Despite Covid-19, impact on business vacancies in Dubai’s office market remains low as average rents fall by 7%.
Average office rents in Dubai fell by seven percent in the second quarter of the year as owners looked to consolidate space and save money in light of the economic crisis caused by the Covid-19 pandemic.
According to the Dubai Office Market Update for Q2 2020, released by Knight Frank Middle East, prime office rents across Dubai fell 6.8 percent in the year to Q2 2020, whilst Grade A and citywide rents fell by 5.9 percent and 7.8 percent respectively over the same period.
Average prime rents across Dubai were recorded at AED 208/sq.ft., average Grade A rents at AED 131/sq.ft. and average citywide rents at AED 103/sq.ft.
The report said that over the latter stages of the last quarter, while the level of occupier requirements has increased, the majority of activity was centred on consolidation of space or as a cost saving measure, or a combination of both.
It was also revealed that, in some cases, landlords were willing to consider rent reviews.
Market wide vacancy in Dubai’s office market registered at 18.7 percent as at Q2 2020, down marginally from 18.8 percent in Q4 2019.
The report said: “Whilst currently vacancy in most prime projects remains relatively low, over the course of the year as additional supply is delivered we are likely to witnesses the prime vacancy rate increase.”
Currently there are estimated to be 29 active projects within Dubai, estimated to be worth $4.85 billion, with delivery dates up to 2024, which are either being executed or in the study or design phase.
According to data from the Dubai Statistics Centre the emirate’s GDP grew by 2.2 percent in 2019, up from 2.1 percent in 2018. However, as a result of the Covid-19 pandemic on global economic activity, Dubai’s GDP is expected to contract by as much as 7.4 percent in 2020.
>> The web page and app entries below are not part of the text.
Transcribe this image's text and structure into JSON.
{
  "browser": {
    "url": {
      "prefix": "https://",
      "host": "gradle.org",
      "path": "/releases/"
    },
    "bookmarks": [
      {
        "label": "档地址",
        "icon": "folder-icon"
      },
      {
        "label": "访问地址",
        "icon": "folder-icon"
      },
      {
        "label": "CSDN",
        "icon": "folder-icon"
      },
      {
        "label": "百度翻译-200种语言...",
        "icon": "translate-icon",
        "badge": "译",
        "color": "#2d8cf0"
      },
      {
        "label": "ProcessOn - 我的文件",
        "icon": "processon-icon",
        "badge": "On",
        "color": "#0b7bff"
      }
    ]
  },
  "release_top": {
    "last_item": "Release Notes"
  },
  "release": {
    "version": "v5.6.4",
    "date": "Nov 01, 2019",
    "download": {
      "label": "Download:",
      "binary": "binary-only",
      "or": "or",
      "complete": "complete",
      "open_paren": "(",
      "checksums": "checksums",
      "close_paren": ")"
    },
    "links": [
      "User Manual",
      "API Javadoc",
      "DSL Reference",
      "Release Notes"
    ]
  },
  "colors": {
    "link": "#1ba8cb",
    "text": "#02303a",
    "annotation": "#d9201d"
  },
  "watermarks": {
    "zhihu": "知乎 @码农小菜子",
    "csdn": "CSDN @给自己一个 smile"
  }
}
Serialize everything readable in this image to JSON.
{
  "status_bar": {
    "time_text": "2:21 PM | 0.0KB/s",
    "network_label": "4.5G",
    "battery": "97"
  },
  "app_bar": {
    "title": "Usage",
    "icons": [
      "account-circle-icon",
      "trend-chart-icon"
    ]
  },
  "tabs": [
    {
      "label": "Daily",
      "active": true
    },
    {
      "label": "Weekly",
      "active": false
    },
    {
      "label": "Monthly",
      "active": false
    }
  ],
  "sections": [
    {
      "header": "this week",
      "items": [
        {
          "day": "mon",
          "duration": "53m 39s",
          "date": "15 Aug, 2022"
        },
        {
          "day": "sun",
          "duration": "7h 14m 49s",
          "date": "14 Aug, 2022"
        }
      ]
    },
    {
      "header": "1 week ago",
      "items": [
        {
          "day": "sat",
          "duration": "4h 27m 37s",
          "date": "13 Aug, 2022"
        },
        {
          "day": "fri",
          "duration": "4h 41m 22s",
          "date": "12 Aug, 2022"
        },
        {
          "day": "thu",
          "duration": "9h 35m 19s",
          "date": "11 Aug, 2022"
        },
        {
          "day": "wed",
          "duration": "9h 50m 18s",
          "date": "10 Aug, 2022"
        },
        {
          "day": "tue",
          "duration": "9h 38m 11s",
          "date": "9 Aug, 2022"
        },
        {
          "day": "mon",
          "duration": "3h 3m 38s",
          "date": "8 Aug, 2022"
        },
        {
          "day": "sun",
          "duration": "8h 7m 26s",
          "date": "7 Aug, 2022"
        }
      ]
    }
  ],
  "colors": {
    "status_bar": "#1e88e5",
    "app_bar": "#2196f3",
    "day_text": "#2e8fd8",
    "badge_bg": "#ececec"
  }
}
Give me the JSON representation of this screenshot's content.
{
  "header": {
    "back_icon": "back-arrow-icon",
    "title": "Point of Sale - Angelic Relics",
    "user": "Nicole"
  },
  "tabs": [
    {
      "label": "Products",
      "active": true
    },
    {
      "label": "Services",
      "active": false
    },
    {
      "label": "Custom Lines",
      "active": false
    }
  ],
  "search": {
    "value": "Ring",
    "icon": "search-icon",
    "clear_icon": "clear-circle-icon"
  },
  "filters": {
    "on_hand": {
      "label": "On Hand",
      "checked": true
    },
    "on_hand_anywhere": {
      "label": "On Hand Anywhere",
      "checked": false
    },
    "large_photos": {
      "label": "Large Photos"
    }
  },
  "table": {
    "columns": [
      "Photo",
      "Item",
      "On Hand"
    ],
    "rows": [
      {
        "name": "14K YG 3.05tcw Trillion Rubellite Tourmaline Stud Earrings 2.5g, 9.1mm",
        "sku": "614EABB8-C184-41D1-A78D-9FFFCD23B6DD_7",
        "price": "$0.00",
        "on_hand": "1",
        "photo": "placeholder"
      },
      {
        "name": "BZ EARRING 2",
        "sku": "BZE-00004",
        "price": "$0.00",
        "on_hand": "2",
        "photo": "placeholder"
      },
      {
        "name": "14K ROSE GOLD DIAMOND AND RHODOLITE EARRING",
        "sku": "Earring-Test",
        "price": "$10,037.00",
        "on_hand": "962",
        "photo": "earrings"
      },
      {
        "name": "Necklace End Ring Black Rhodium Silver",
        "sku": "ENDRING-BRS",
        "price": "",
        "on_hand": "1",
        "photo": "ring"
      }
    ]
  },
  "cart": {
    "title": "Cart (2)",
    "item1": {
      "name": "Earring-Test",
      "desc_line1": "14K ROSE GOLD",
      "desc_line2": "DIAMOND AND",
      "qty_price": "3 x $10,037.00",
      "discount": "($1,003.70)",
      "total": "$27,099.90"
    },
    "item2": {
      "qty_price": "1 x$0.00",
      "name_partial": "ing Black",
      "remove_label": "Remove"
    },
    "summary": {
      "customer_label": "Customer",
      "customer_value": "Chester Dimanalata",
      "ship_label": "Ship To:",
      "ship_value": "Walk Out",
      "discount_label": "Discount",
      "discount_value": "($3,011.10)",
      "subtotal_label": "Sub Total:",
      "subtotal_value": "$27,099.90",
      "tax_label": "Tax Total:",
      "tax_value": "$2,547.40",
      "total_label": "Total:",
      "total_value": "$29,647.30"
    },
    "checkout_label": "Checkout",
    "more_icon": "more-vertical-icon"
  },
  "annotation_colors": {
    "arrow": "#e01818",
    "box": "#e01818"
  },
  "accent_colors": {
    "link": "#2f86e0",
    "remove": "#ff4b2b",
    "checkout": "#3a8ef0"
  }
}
While forecasts from Oxford Economics suggest Dubai’s GDP is not expected to return to its 2019 level before 2022.
Taimur Khan, associate partner, Knight Frank Middle East, said: “The depth of the contraction and rate of recovery will be dependent on the rate at which the global economy and global mobility returns to some form of normality.
“These factors will underpin demand and activity in the hydrocarbon, travel and tourism and wholesale and retail trade sectors, which all have direct or indirect impacts on Dubai’s economy.”